It’s important to know that you have options. Unpaid rent is a frustrating problem for landlords, but they still have legal obligations and cannot evict tenants without a court order. Let’s learn more about overdue rent, what this means for you and how a rental arrears attorney in New York can help.
I Have Past Due Rent but I Don’t Want to Move. What Can I Do?
The term ‘residential rental arrears’ refers to overdue rent that hasn’t been paid. These priority debts are serious. If you don’t deal with them, you can be evicted from your home. The best advice in this situation is to sort things out as soon as you can. Do not ignore it!
Here are some tips for working through this problem and protecting yourself from eviction:
- Make a list of your debts and put them in order of priority
- Write down all income and expenses to determine how much you have to put toward your debts each month
- Work out what you can afford to pay your landlord each month
What Happens if I Can’t Work Out an Agreement with My Landlord?
By being upfront and honest about your situation, and working to pay at least some of your rent, you can hopefully avoid eviction. But there is always the possibility that your landlord will move forward with the eviction. And, if you have rent arrears on a previous property, you’ll probably find it difficult for another landlord to rent to you.
If you know you’ll be unable to pay your rent, the next step is to talk to a rental arrears attorney in New York. They may recommend that you file for bankruptcy, a process that helps people who have taken on an unmanageable amount of debt. Bankruptcy is designed to protect people from being harassed by the creditors.
Can Bankruptcy Help with Rent Arrears?
When you file for bankruptcy, all collections for debt are stopped. This is known legally as an ‘automatic stay.’ While you can still be evicted for other things unrelated to rent (such as illegal behavior) you cannot be evicted because you’re behind on payments.
Some people end up dropping the bankruptcy proceedings after they’ve maximized their automatic stay. Others continue with the process. It’s important to note that the type of bankruptcy you file – Chapter 7 or Chapter 13 – can impact what you pay to your landlord.
With Chapter 7 bankruptcy, a bankruptcy trustee is in charge and they get to decide whether to reject or assume the lease. With Chapter 13 bankruptcy, a payment plan is put into place so that you can repay a portion of your debts over a period of 3 to 5 years. Generally speaking, you have more control over how your rent payments are handled with a Chapter 13 bankruptcy.
Speak with a Rent Arrears Attorney in NYC Today
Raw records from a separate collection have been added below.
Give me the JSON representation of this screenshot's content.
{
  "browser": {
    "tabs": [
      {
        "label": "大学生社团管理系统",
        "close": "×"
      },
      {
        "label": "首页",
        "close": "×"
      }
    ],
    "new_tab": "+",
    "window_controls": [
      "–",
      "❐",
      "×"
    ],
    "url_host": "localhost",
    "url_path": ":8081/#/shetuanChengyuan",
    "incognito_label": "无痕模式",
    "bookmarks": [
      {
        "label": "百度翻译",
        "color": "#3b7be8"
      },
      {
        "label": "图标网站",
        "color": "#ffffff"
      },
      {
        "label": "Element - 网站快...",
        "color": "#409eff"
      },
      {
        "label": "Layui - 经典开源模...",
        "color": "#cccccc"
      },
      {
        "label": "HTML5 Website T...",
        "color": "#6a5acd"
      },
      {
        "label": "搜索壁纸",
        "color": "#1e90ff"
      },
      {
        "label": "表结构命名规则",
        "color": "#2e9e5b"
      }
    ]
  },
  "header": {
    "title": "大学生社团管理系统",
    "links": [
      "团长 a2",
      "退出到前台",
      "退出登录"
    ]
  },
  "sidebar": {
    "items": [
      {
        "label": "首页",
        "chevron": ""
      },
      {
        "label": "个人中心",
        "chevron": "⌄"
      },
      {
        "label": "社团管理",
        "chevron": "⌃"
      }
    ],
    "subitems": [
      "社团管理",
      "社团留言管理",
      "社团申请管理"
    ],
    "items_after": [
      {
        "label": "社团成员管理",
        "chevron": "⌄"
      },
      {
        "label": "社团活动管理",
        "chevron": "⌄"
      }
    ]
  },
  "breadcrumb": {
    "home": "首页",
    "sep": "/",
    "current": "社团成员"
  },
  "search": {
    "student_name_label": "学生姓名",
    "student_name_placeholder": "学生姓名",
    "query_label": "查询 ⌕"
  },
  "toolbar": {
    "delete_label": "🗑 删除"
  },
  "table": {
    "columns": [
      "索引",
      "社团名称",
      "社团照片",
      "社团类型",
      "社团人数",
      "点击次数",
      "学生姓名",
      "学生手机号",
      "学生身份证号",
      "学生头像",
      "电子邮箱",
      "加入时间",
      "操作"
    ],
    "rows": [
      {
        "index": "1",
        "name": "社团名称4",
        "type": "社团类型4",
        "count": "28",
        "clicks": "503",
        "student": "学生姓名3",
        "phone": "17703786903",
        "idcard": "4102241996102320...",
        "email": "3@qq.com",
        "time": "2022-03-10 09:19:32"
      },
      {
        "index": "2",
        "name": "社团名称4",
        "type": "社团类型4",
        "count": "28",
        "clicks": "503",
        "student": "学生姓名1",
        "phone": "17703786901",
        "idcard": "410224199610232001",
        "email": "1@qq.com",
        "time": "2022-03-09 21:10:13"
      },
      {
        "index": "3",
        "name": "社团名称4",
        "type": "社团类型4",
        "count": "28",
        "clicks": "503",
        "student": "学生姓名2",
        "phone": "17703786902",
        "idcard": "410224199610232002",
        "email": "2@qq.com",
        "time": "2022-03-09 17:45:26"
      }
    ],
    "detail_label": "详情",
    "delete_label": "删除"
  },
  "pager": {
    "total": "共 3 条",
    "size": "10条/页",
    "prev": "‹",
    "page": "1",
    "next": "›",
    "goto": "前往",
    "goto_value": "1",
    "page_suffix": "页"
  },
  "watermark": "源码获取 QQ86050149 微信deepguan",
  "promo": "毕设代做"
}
If you are facing eviction due to rent arrears, bankruptcy can help you delay the process. And because it stops all creditors, including your landlord, from collecting debts, it can help you get back on your feet. To learn more about your options for staying in your home after falling behind on rent payments, contact a rent arrears attorney from Midtown Bankruptcy today.